* Problem description
Return each line of the records holding the string "offers".
Source records Block Start
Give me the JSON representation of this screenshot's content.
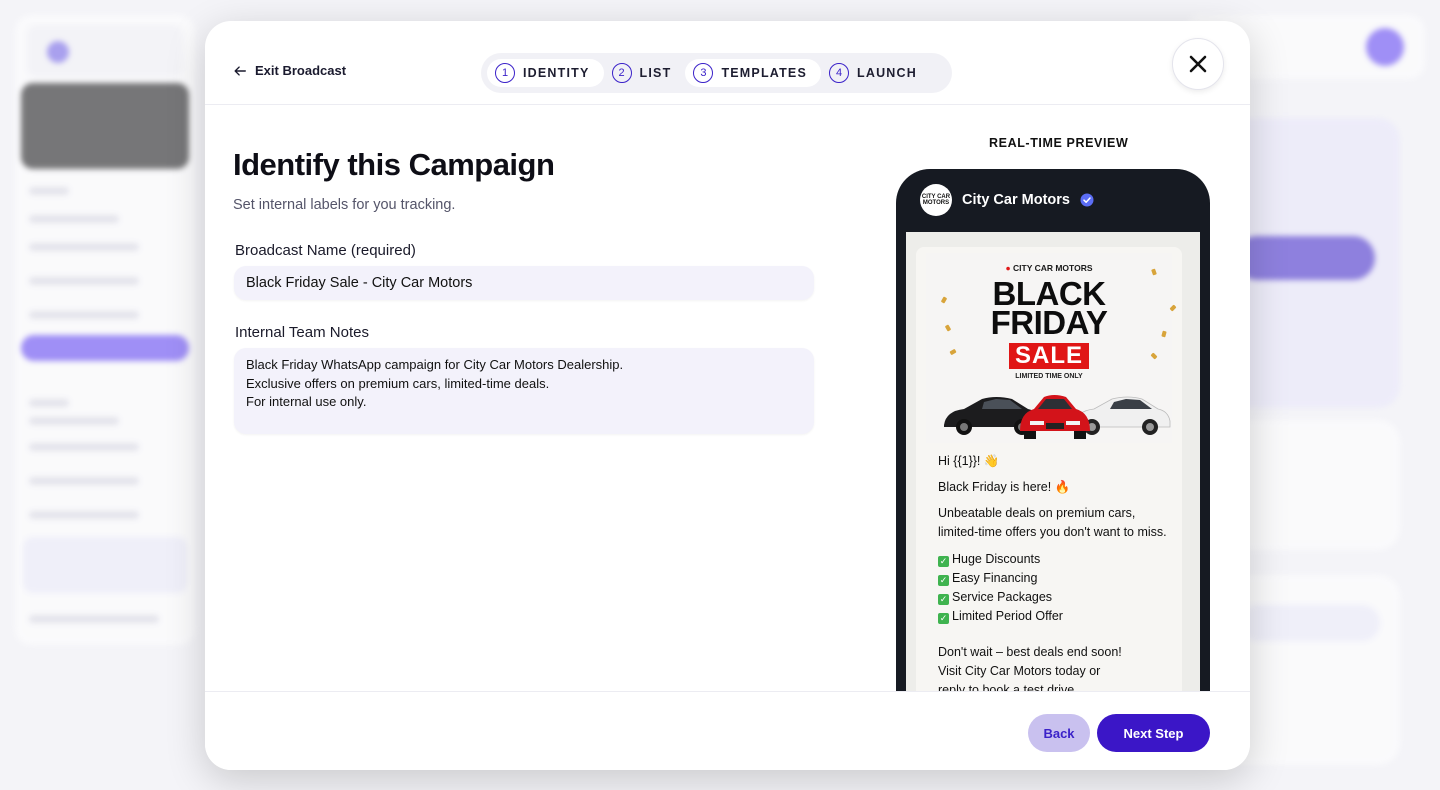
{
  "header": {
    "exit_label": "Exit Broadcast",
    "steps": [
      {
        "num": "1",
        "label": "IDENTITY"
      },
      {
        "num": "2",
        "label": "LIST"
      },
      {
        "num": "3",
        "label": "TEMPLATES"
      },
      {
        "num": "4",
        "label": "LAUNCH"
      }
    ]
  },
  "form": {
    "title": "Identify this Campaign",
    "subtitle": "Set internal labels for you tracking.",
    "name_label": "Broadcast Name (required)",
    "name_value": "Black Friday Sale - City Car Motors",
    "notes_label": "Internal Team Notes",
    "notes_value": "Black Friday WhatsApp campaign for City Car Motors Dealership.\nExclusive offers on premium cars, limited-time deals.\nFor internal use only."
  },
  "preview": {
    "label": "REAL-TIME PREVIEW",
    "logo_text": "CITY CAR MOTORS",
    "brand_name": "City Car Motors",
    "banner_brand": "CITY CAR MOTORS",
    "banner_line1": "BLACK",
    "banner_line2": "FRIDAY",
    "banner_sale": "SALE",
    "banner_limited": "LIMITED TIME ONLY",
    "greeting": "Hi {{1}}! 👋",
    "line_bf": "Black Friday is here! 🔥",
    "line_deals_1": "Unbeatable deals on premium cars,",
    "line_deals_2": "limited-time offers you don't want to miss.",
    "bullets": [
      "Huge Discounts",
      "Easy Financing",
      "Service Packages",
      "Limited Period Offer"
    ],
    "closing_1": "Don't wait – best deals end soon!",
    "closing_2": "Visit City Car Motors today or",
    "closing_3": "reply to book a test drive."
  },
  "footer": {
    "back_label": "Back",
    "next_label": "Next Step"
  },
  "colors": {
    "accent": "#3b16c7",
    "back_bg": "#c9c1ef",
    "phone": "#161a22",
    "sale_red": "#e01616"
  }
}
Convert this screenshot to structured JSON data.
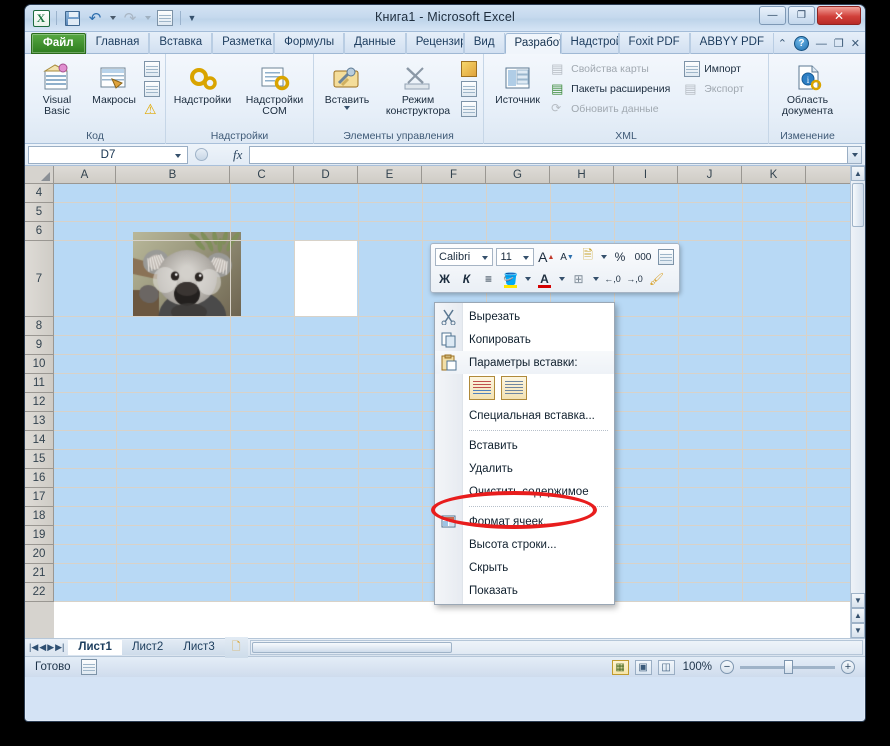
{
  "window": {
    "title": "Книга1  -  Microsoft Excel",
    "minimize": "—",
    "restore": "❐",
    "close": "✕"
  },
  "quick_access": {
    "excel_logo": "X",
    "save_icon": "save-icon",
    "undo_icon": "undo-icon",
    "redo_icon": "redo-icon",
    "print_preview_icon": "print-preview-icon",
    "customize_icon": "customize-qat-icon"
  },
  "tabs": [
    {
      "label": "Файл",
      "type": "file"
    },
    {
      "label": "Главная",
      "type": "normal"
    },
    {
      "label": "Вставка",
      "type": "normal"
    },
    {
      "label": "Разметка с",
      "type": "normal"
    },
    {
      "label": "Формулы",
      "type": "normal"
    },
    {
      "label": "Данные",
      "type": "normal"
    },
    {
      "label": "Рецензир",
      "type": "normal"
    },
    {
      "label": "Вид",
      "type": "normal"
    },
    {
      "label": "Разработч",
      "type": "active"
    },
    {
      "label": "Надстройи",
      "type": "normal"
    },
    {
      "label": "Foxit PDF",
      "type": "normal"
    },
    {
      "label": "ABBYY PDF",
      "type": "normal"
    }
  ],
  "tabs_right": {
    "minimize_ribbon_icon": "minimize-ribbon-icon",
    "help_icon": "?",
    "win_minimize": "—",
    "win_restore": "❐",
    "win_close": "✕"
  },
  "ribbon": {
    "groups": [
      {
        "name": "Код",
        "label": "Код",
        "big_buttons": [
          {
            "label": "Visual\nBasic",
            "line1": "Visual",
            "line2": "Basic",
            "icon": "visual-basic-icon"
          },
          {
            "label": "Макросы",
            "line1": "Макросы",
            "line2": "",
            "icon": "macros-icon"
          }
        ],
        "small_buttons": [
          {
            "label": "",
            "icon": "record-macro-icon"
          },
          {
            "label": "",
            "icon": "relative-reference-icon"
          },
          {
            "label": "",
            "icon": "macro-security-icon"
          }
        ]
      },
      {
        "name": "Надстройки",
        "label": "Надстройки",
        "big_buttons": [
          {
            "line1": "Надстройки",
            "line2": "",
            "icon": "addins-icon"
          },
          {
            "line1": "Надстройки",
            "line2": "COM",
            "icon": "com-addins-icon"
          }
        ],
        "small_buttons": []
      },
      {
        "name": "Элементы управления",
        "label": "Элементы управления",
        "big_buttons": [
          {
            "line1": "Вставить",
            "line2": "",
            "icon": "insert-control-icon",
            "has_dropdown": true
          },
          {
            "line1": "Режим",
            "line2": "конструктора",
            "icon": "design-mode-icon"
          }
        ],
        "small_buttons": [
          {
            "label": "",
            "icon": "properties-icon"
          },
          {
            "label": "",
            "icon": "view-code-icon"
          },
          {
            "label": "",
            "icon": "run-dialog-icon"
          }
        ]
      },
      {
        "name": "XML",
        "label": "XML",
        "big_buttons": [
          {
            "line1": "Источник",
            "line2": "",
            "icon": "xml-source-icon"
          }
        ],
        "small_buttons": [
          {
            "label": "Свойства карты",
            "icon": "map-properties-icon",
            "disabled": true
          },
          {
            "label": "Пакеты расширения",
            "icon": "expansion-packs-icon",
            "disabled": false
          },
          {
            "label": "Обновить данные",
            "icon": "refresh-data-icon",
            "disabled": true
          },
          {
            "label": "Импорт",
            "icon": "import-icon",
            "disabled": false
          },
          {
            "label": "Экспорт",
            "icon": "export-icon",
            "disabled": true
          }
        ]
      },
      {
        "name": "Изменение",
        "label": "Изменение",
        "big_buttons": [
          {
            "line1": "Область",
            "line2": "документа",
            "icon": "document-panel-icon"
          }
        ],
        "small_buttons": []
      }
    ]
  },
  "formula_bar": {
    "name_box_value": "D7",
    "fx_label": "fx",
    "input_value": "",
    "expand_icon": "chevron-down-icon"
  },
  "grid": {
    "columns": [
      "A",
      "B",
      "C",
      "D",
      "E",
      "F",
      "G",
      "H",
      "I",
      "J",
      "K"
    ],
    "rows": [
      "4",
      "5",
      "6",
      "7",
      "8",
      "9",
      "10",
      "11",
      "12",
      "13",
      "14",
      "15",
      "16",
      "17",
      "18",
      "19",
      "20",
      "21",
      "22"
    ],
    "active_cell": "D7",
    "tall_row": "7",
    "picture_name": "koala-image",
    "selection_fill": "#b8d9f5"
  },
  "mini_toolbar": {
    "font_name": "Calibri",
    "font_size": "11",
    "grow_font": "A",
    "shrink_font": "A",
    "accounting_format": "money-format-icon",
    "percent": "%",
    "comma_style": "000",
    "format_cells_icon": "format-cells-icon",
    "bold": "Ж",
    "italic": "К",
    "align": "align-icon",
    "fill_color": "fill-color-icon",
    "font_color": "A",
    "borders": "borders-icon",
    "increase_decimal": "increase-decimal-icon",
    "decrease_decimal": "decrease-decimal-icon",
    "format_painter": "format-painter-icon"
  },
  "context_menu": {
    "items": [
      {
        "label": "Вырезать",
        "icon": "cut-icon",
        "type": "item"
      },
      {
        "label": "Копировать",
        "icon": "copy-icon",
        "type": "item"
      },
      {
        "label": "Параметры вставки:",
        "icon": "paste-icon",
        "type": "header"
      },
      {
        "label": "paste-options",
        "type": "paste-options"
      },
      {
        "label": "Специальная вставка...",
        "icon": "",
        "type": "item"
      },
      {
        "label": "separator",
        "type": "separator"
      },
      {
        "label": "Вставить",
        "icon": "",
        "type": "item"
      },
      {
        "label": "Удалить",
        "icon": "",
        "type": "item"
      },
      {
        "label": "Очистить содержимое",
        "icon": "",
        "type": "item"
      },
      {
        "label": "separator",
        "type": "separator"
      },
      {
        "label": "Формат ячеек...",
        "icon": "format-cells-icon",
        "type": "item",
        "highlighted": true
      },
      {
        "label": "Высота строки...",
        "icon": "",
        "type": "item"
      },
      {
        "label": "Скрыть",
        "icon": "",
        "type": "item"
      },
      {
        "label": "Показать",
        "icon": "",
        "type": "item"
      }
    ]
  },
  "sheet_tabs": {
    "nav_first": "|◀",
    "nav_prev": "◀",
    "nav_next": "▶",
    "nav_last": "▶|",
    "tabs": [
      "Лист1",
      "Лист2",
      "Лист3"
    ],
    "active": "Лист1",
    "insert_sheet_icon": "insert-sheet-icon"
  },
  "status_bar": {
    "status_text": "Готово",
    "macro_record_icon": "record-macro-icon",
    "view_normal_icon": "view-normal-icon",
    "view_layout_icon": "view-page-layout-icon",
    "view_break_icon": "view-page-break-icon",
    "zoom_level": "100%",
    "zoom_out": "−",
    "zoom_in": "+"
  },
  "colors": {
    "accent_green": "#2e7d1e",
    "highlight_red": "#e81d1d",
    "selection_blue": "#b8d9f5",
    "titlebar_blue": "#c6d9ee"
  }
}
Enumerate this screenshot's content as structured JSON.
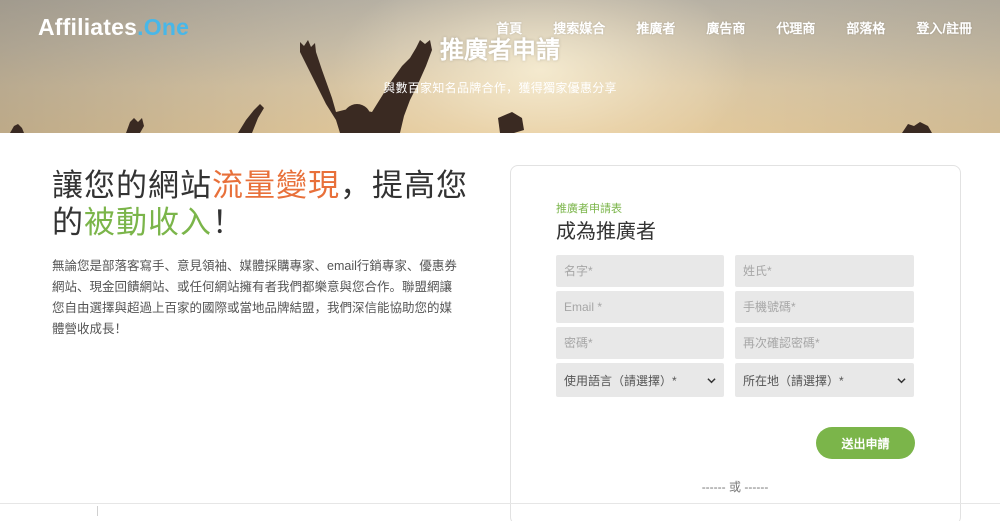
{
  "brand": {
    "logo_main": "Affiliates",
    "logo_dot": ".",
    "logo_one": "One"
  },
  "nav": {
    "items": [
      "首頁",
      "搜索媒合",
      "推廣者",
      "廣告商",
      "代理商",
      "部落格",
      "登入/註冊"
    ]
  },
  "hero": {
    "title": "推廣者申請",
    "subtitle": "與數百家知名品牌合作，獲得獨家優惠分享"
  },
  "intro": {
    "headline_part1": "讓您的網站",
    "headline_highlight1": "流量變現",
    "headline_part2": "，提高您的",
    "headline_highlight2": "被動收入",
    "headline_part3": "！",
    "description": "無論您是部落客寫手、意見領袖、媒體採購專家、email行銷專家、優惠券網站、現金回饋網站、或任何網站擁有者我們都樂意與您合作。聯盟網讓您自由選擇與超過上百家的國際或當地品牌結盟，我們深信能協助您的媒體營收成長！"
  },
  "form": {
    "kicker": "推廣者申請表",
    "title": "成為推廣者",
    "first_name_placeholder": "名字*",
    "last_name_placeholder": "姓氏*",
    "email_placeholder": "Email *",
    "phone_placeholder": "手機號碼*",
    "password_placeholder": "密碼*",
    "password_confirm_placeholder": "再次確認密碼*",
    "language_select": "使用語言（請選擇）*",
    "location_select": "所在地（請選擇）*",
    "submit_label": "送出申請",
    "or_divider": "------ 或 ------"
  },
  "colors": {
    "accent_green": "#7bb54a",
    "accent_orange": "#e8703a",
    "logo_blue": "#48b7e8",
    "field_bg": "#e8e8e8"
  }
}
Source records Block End
* Result below
    "notes_value": "Black Friday WhatsApp campaign for City Car Motors Dealership.\nExclusive offers on premium cars, limited-time deals.\nFor internal use only."
    "line_deals_2": "limited-time offers you don't want to miss.",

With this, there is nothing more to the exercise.